*To do*:
Scan the data. Collect each line that contains the word "Information".

*Dataset entries*:

——————————

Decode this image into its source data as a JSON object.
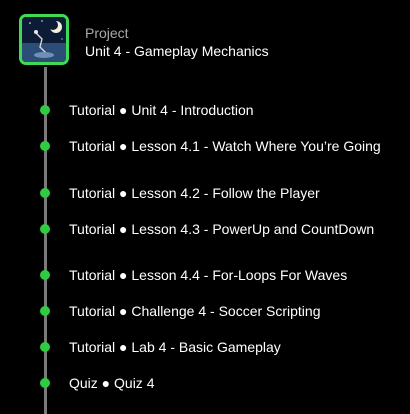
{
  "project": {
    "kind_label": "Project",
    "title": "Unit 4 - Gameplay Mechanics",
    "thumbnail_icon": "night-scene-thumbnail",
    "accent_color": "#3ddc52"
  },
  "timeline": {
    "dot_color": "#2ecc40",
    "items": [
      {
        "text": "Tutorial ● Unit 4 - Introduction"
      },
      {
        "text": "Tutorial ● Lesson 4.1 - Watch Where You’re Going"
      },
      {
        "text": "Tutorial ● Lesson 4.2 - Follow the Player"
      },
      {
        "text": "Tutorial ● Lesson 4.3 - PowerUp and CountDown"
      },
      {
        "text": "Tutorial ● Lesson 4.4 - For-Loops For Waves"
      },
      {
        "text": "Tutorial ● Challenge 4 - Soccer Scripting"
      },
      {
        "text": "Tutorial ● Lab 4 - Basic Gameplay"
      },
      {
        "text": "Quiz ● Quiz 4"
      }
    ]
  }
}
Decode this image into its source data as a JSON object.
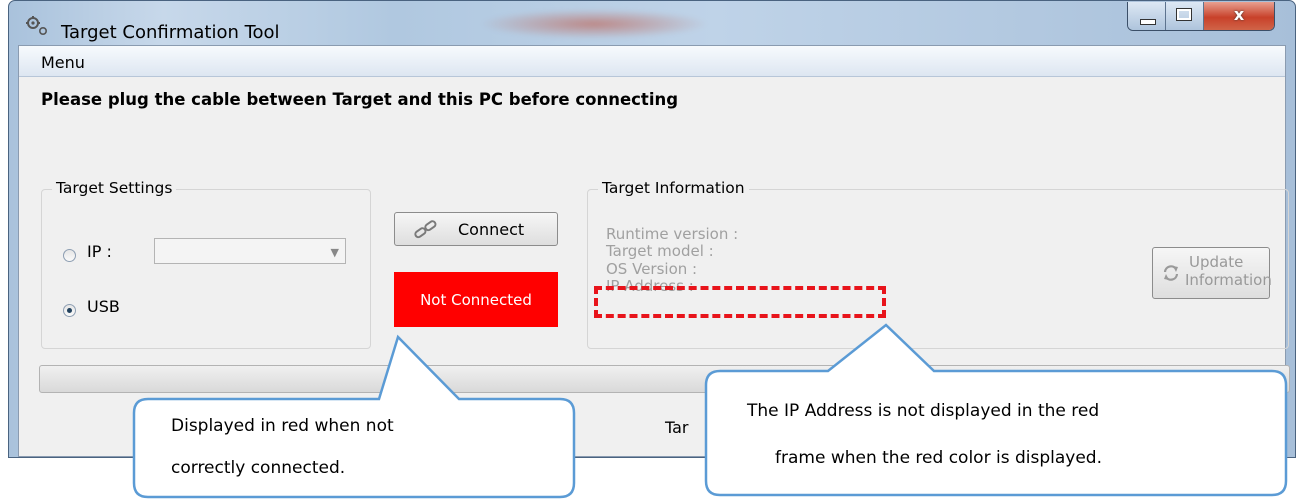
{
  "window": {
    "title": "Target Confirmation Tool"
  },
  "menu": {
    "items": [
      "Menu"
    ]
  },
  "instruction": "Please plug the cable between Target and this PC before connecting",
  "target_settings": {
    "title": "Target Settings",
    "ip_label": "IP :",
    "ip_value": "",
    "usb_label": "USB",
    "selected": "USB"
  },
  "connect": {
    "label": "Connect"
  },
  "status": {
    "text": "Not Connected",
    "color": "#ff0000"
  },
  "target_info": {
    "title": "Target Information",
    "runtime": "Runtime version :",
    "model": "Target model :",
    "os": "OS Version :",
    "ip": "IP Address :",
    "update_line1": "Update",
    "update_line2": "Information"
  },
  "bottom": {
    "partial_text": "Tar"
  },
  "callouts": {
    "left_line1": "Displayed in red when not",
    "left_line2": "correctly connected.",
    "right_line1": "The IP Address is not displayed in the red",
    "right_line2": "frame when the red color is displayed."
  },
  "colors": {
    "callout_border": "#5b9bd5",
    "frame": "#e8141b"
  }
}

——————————

*Reply to the exercise*:
    "title": "Target Information",
    "update_line2": "Information"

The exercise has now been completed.